Insecticides normally should be placed in the furrow or incorporated in a band over the row. Apply insecticides according to the label. Either modify application equipment to work under no-till conditions, or choose insecticides that you can use properly with no-till practices.
Mice, birds and other pests can be problems in no-till production, particularly in sods or heavy residue. Killing the vegetative cover early or harvesting part of the cover can reduce mouse damage. Mesurol is the only chemical currently labeled in Missouri to control mice and birds in no-till production.
Controlling existing vegetation is the first step in effective weed control. Paraquat can be used to control small annual vegetation. Roundup is preferred where planting in fields with perennial vegetation or large growths of annuals. Paraquat or Roundup can be added to Atrazine to effectively control sods like tall Fescue where corn or grain sorghum is planted. Adding liquid nitrogen to Paraquat often aids in burn down. You can also use 2,4-D or Banvel to kill broadleaf weeds in front of corn or grain sorghum.

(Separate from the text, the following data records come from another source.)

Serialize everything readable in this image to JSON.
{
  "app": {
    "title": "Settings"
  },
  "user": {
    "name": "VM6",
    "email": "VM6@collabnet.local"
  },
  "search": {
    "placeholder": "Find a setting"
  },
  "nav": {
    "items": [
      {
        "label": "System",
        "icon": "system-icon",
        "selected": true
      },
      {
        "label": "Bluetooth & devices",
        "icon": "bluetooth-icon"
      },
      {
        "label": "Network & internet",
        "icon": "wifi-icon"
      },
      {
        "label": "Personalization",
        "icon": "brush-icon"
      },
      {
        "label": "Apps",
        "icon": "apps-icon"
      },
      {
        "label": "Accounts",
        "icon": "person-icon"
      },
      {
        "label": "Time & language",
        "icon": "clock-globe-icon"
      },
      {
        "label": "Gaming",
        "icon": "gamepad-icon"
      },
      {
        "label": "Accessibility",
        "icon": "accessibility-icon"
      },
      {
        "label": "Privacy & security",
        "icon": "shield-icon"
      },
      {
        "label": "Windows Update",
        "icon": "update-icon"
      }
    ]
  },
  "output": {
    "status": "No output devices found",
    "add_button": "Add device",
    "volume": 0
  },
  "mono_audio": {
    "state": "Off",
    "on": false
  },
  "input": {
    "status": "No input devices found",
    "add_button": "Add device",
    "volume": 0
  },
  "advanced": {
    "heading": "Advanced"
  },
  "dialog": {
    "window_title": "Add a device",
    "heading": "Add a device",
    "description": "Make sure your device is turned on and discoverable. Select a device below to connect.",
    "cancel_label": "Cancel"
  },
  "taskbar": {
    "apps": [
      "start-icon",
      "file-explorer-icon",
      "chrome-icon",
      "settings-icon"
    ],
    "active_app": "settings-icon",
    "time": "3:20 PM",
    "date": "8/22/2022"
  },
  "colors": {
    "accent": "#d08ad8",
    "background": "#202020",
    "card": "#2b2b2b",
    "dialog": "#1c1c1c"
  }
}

Many of the pre-emergence chemicals available to control weeds under conventionally tilled production can also be used for no-till crop production. Check the labels for compounds that can be used in no-till fields. With most of these chemicals, it is advantageous to use the upper end of the range of the rates listed. The higher rate ensures that enough chemical is available to go through the residue and into the soil. Organic matter may also build upon the surface after several years. These fields may require higher chemical rates.
Post-emergence chemicals are available to control most escaped grass or broadleaf weeds. Except in a double crop situation with heavy straw, these chemicals can be applied as you would on conventionally tilled soils.
Coverage is important, especially with contact herbicides. Increasing the pressure or gallonage may help. In all cases when using herbicides, read the label for information on proper application techniques. Herbicides are guaranteed to perform according to label directions.
Weed control by mechanical cultivation is difficult in heavy crop residue. Rotary tillers and disk cultivators work in residue, but they bury much of the residue. Thus, they reduce the benefits of conservation and water infiltration. The rolling cultivator is an effective weed control tool that works well in low crop residue and will bury only a small portion of the residue. Coulters can be used to cut residue ahead of cultivators.
The authors would like to thank John McCarthy, Natural Resources Conservation Service, and David Quarles, MU Extension agronomy specialist, for their assistance in preparing this guide sheet.